There are 37.2 trillion cells in the human body. 37.2 trillion tiny, perfect machines that have the capacity to turn the food we eat into energy, to allow our muscles to contract and release, to channel electricity just so, so that our heart can beat in a rhythm that allows our blood to pick up oxygen from the lungs and deliver it to the farthest reaches of our body. The neurons that make up our brain send signals to each other that allow us to hear, to taste, to move, to think, to seek, and to dream. These beautiful, microscopic cells are the very fiber of our being. What’s more, they’re all different. Each cell carries a complete copy of your unique DNA, but also has the capacity to pick and choose which parts of that DNA to read and to translate into proteins. This ability is what makes a heart cell a heart cell or a brain cell a brain cell. Without that ability and without the ability of each of these unique cells to work together, we couldn’t exist. A perfect balance must be maintained within our bodies, oxygen in and oxygen out, energy in and energy out, in order for us to function. It’s all so complicated that it’s hard to believe it actually works. And yet here we are. Isn’t that incredible?
One of my favorite lyrics is from a song by Regina Spektor. The line goes, “I got a perfect body ‘cause my eyelashes catch my sweat.” This concept, that the human body is perfect, not because of how it looks, but because of how well it works, is one that we hope to communicate through Epidemia apparel. We believe that our beauty is not based on what size we wear or how we look in a bikini, but, rather, goes much, much deeper than that. Each of us is beautiful because the things, the cells, that we are created from are beautiful and strong and indispensable.
In today’s social and political climate, it is easy to see that a woman who is aware of her own strength, beauty, and potential is not well received. Assertive little girls are bossy while assertive little boys are leaders. A woman who expresses her emotions is weak and one who doesn’t is cold. Young women are taught to voice their opinions, but not too loudly and never while a man is speaking. It can be very difficult to drown out the messages children receive from society at large that state clearly that boys wear blue and pursue careers while girls wear pink, raise children, and keep house. Femininity and careers in male-dominated fields like science, medicine, math, and engineering are presented as being mutually exclusive. Everyone knows that boys don’t like a know it all.
By the age of ten I knew that I was an artsy girl, a girl who loved theatre, reading, and writing. I loved to wear pretty dresses and try new hairstyles. I spent entire soccer games dancing around the field picking flowers. I was a girly girl, no doubt about it, with a closet full of glittery shirts and zebra print scrunchies. But I was also more than that. I was a kid who spent hours trying to make homemade casts to put on pretend broken arms. I once asked for crutches as a birthday present and spent my allowance on medical supplies from CVS. Medicine called to me again and again throughout my childhood and teenage years, but each time I ignored it. It didn’t make sense, I thought. It was reading and writing and singing I was good at, not science. It wasn’t until after I started college that I began to think of medicine as a career path I could pursue. I started taking science courses and soon realized that I wasn’t so bad at it after all. Now, after having completed my first year of medical school, it seems clear to me that I convinced myself I wasn’t good at math and science because I thought I wasn’t supposed to be good at math and science.

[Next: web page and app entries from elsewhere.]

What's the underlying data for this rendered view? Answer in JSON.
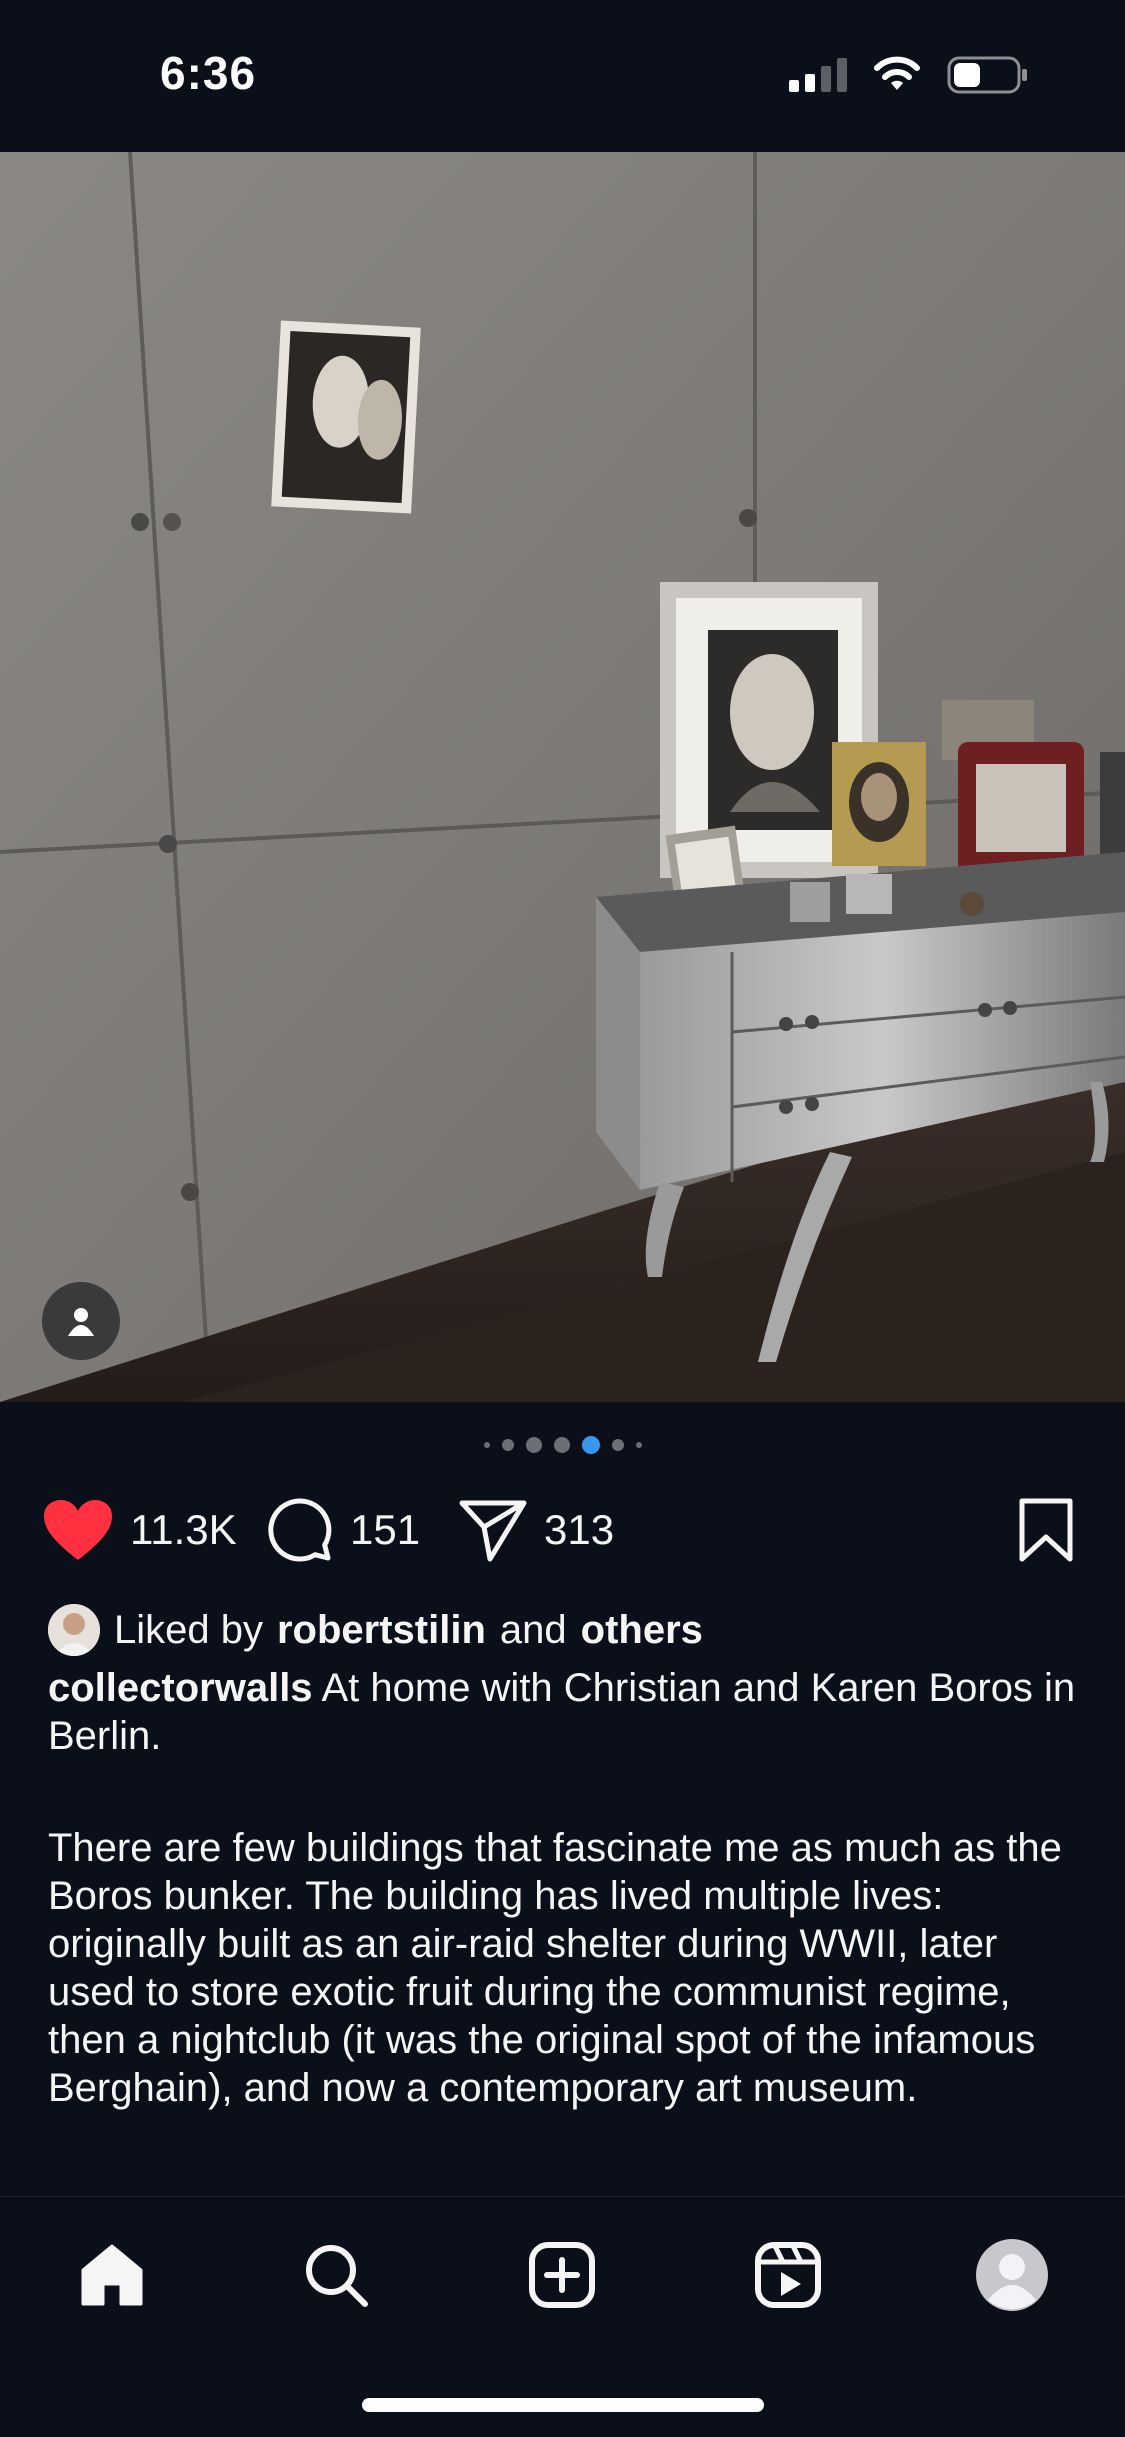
{
  "status_bar": {
    "time": "6:36",
    "signal_icon": "cellular-signal-icon",
    "wifi_icon": "wifi-icon",
    "battery_icon": "battery-icon"
  },
  "post": {
    "image_alt": "Concrete wall with framed artworks on a mirrored dresser",
    "tag_icon": "user-tag-icon",
    "carousel": {
      "count": 7,
      "active_index": 4
    },
    "actions": {
      "like_icon": "heart-filled-icon",
      "like_count": "11.3K",
      "comment_icon": "comment-icon",
      "comment_count": "151",
      "share_icon": "send-icon",
      "share_count": "313",
      "save_icon": "bookmark-icon"
    },
    "liked_by": {
      "prefix": "Liked by",
      "user": "robertstilin",
      "middle": "and",
      "others": "others"
    },
    "caption": {
      "username": "collectorwalls",
      "text": "At home with Christian and Karen Boros in Berlin."
    },
    "body": "There are few buildings that fascinate me as much as the Boros bunker. The building has lived multiple lives: originally built as an air-raid shelter during WWII, later used to store exotic fruit during the communist regime, then a nightclub (it was the original spot of the infamous Berghain), and now a contemporary art museum."
  },
  "nav": {
    "items": [
      "home-icon",
      "search-icon",
      "create-post-icon",
      "reels-icon",
      "profile-avatar"
    ]
  },
  "colors": {
    "background": "#0b0f19",
    "accent_blue": "#3897f0",
    "like_red": "#ff3040"
  }
}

That is the notion I hope to fight with Epidemia Designs. I hope to use strikingly beautiful images of what happens inside our bodies on a daily basis to show young girls that that same beauty and power manifests itself on the outside. I hope our clothing will make its wearers feel strong and confident and help to dispel the notion that femininity and science can’t go hand in hand. It is my dream that through our apparel and through the support of organizations like GirlStart that work everyday to give young girls hands-on scientific experiences, Epidemia Designs can play some small role in creating a future in which a little girl who looks up at the night sky or into a microscope thinks to herself, “One day I will understand the magnitude of what I am seeing right now. I will seek answers to difficult questions and I will make great discoveries. Then, through those answers and those discoveries, I will change the world.”